by Paul Wagoner, Miami ’08
CW: homophobic slur
“Looking back on many rush processes over my three years, it still amazes how anyone becomes a member of the Alpha Chapter. The entire process of debate, the late hours, the upholding of our standards all cause a lot of headache and compromise. For this reason, I was even more surprised to learn that all but one member voted for me when my bid was discussed. I knew the chapter had made its decision based on my merits and my character…not on anything beyond my control.
In high school I was student body president, ran cross country and track, in the choir, and eventually valedictorian. Michigan was my school of choice. A school where I didn’t have to worry about finding likeminded friends. Financially, it wasn’t possible, however. I wanted to ensure my sister also had the opportunity to attend school so I opted to stay in state. Miami University in Ohio was a stretch for me. In 2003 Miami was ranked as the 5th worst school for Gay, Lesbian, Bisexual, and Transgender students. A traditionally conservative atmosphere additionally heightened by a large Greek population didn’t sound appealing to me. But I eventually found myself in Oxford and enjoyed my first semester. I joined the Glee Club and developed a network of friends. Those friends happened to belong to Beta Theta Pi. They encouraged me to apply for the Recruitment Through Scholarship award which I won. Actually joining the chapter still seemed questionable to me, though.
I agonized over how to address my sexuality during rush. Should I be truthful, or should I skirt the issue. Beta was known for asking the question, “How would you treat my sister if I let you date her?” This question was a difficult one to answer for me, because I’m not interested in anyone’s sister. Answering it truthfully without compromising the strong ties I had in the chapter was difficult. My biggest fear was that the chapter would identify me only by my sexual orientation. I’ve never been one to wear my sexuality on my sleeve, I have always let my accomplishments and personality speak for me. These accomplishments, combined with my character, earned me the honor of being elected pledge class president by my brothers.
My time spent as a brother has been incredibly rewarding. I sometimes overhear a brother use derogatory words like fag, even if it is just an offhanded remark. The difference with our brotherhood, however, is our ability to hold one another accountable for something like that. I can talk to that brother and teach him how hurtful terms like that can be, especially to those not as comfortable with themselves as I am. At the same time, he can teach me about how he’s a product of his roots, and will work harder to be more sensitive. That’s what cultivation of the intellect truly means. Learning from one another outside of the classroom.
Since I’ve been in the Greek system at Miami, I have developed friendships with members of other fraternities struggling to identify themselves in a traditionally very uniform community. Many chapters often claim that “our house is the most diverse house on campus,” especially during recruitment. How diverse are we really? Is your chapter diverse enough to be accepting to an openly gay member? Is your chapter diverse enough to call me brother? I hope so, because that’s exactly what each of you is to me.

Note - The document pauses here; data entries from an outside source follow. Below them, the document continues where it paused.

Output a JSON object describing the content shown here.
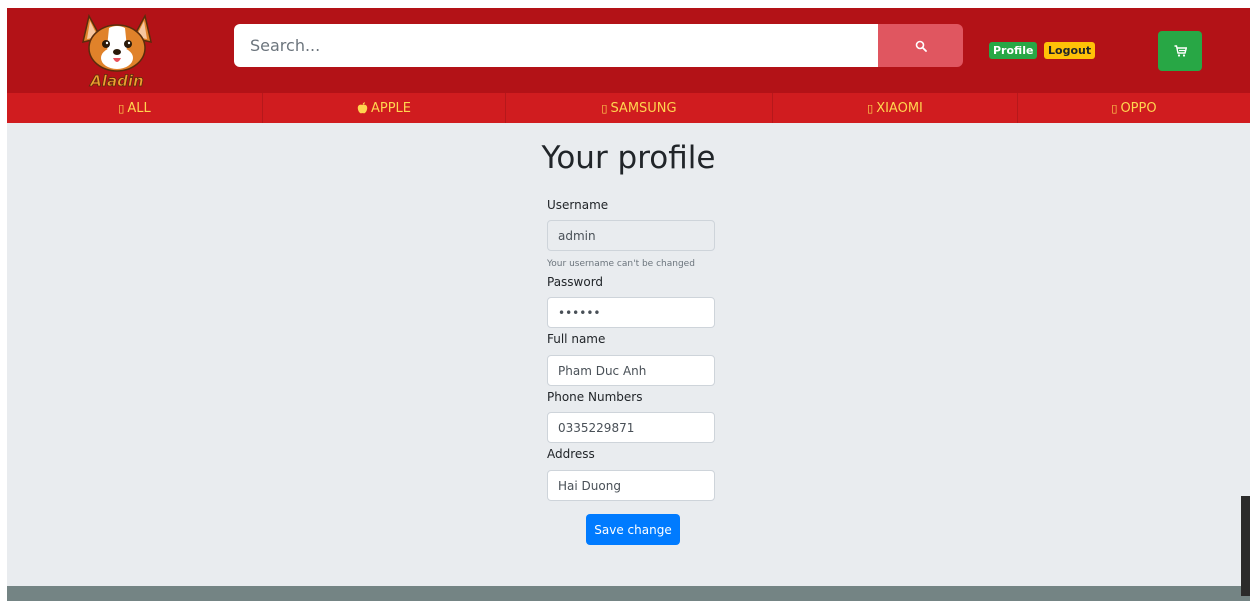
{
  "header": {
    "logo_text": "Aladin",
    "search": {
      "placeholder": "Search...",
      "value": ""
    },
    "profile_label": "Profile",
    "logout_label": "Logout"
  },
  "categories": [
    {
      "label": "ALL",
      "icon": "phone-icon"
    },
    {
      "label": "APPLE",
      "icon": "apple-icon"
    },
    {
      "label": "SAMSUNG",
      "icon": "phone-icon"
    },
    {
      "label": "XIAOMI",
      "icon": "phone-icon"
    },
    {
      "label": "OPPO",
      "icon": "phone-icon"
    }
  ],
  "profile": {
    "title": "Your profile",
    "username_label": "Username",
    "username_value": "admin",
    "username_hint": "Your username can't be changed",
    "password_label": "Password",
    "password_value": "123456",
    "fullname_label": "Full name",
    "fullname_value": "Pham Duc Anh",
    "phone_label": "Phone Numbers",
    "phone_value": "0335229871",
    "address_label": "Address",
    "address_value": "Hai Duong",
    "save_label": "Save change"
  },
  "colors": {
    "header_bg": "#b31217",
    "nav_bg": "#d01c1f",
    "nav_text": "#ffd54f",
    "search_button": "#e05660",
    "profile_badge": "#28a745",
    "logout_badge": "#ffc107",
    "cart_button": "#28a745",
    "save_button": "#007bff",
    "page_bg": "#e9ecef"
  }
}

To me, unity of action is the responsibility of each of us to hold one another accountable. Whether it’s confronting a brother about a hurtful comment or intervening with a brother who has an alcohol dependency, each of us has the obligation to keep our standards high. Disagreement doesn’t mean there’s a lack of unity. It is necessary in a fraternal structure. True unity is working jointly toward a common goal. As a junior, I helped organize a $10,000 fundraiser for Hurricane Katrina victims three weeks before our IFC did anything. This is what Betas do. We mutually aid and assist. Sometime it’s others…and sometimes it’s one another.”